RECORDS SHOWN START

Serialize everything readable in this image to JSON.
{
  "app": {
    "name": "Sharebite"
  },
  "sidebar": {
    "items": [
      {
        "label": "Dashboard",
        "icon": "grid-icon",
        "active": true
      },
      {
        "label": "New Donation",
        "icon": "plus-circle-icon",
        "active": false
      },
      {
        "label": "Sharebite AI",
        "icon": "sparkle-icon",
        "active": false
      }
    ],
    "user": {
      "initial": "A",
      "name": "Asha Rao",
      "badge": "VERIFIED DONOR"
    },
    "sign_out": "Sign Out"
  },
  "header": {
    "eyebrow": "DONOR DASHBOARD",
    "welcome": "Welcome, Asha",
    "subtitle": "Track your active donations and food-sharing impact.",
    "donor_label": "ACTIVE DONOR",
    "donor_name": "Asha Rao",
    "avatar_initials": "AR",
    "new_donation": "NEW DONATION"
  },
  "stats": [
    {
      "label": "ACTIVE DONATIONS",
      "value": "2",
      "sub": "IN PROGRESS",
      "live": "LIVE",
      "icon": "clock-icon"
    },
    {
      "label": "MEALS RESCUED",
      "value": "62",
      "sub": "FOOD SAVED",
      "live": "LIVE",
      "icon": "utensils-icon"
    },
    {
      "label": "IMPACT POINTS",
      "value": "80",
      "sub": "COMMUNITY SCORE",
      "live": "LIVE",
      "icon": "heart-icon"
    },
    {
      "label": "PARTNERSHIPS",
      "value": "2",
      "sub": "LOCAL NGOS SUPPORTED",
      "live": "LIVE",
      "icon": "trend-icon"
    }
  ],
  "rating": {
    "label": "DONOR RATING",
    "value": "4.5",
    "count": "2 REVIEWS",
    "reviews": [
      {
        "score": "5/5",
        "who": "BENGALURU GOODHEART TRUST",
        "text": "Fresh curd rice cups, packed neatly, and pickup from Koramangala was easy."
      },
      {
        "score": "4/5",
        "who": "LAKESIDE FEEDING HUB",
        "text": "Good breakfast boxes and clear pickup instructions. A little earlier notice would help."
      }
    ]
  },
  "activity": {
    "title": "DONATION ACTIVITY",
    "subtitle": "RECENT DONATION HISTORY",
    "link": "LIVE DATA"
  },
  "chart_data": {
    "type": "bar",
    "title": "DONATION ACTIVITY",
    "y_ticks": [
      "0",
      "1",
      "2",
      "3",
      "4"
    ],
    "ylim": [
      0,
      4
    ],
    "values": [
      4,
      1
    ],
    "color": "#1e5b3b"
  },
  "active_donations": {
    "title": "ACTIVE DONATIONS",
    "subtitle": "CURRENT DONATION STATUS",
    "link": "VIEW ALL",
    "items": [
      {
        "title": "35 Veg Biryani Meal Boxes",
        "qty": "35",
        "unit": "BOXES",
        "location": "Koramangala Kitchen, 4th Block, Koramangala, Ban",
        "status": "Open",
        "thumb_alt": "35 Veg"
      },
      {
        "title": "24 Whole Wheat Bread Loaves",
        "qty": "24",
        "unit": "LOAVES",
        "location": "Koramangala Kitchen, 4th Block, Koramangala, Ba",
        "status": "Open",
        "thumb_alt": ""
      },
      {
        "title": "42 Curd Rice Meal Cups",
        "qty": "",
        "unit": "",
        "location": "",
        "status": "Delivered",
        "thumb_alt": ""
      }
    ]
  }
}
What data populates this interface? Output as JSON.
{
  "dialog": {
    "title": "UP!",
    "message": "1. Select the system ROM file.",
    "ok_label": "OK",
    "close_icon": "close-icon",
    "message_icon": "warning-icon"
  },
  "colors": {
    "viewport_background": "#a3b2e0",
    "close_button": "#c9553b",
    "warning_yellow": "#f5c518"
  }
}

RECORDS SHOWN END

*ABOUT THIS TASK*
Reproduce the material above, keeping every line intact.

*YOUR SOLUTION*
Serialize everything readable in this image to JSON.
{
  "app": {
    "name": "Sharebite"
  },
  "sidebar": {
    "items": [
      {
        "label": "Dashboard",
        "icon": "grid-icon",
        "active": true
      },
      {
        "label": "New Donation",
        "icon": "plus-circle-icon",
        "active": false
      },
      {
        "label": "Sharebite AI",
        "icon": "sparkle-icon",
        "active": false
      }
    ],
    "user": {
      "initial": "A",
      "name": "Asha Rao",
      "badge": "VERIFIED DONOR"
    },
    "sign_out": "Sign Out"
  },
  "header": {
    "eyebrow": "DONOR DASHBOARD",
    "welcome": "Welcome, Asha",
    "subtitle": "Track your active donations and food-sharing impact.",
    "donor_label": "ACTIVE DONOR",
    "donor_name": "Asha Rao",
    "avatar_initials": "AR",
    "new_donation": "NEW DONATION"
  },
  "stats": [
    {
      "label": "ACTIVE DONATIONS",
      "value": "2",
      "sub": "IN PROGRESS",
      "live": "LIVE",
      "icon": "clock-icon"
    },
    {
      "label": "MEALS RESCUED",
      "value": "62",
      "sub": "FOOD SAVED",
      "live": "LIVE",
      "icon": "utensils-icon"
    },
    {
      "label": "IMPACT POINTS",
      "value": "80",
      "sub": "COMMUNITY SCORE",
      "live": "LIVE",
      "icon": "heart-icon"
    },
    {
      "label": "PARTNERSHIPS",
      "value": "2",
      "sub": "LOCAL NGOS SUPPORTED",
      "live": "LIVE",
      "icon": "trend-icon"
    }
  ],
  "rating": {
    "label": "DONOR RATING",
    "value": "4.5",
    "count": "2 REVIEWS",
    "reviews": [
      {
        "score": "5/5",
        "who": "BENGALURU GOODHEART TRUST",
        "text": "Fresh curd rice cups, packed neatly, and pickup from Koramangala was easy."
      },
      {
        "score": "4/5",
        "who": "LAKESIDE FEEDING HUB",
        "text": "Good breakfast boxes and clear pickup instructions. A little earlier notice would help."
      }
    ]
  },
  "activity": {
    "title": "DONATION ACTIVITY",
    "subtitle": "RECENT DONATION HISTORY",
    "link": "LIVE DATA"
  },
  "chart_data": {
    "type": "bar",
    "title": "DONATION ACTIVITY",
    "y_ticks": [
      "0",
      "1",
      "2",
      "3",
      "4"
    ],
    "ylim": [
      0,
      4
    ],
    "values": [
      4,
      1
    ],
    "color": "#1e5b3b"
  },
  "active_donations": {
    "title": "ACTIVE DONATIONS",
    "subtitle": "CURRENT DONATION STATUS",
    "link": "VIEW ALL",
    "items": [
      {
        "title": "35 Veg Biryani Meal Boxes",
        "qty": "35",
        "unit": "BOXES",
        "location": "Koramangala Kitchen, 4th Block, Koramangala, Ban",
        "status": "Open",
        "thumb_alt": "35 Veg"
      },
      {
        "title": "24 Whole Wheat Bread Loaves",
        "qty": "24",
        "unit": "LOAVES",
        "location": "Koramangala Kitchen, 4th Block, Koramangala, Ba",
        "status": "Open",
        "thumb_alt": ""
      },
      {
        "title": "42 Curd Rice Meal Cups",
        "qty": "",
        "unit": "",
        "location": "",
        "status": "Delivered",
        "thumb_alt": ""
      }
    ]
  }
}
What data populates this interface? Output as JSON.
{
  "dialog": {
    "title": "UP!",
    "message": "1. Select the system ROM file.",
    "ok_label": "OK",
    "close_icon": "close-icon",
    "message_icon": "warning-icon"
  },
  "colors": {
    "viewport_background": "#a3b2e0",
    "close_button": "#c9553b",
    "warning_yellow": "#f5c518"
  }
}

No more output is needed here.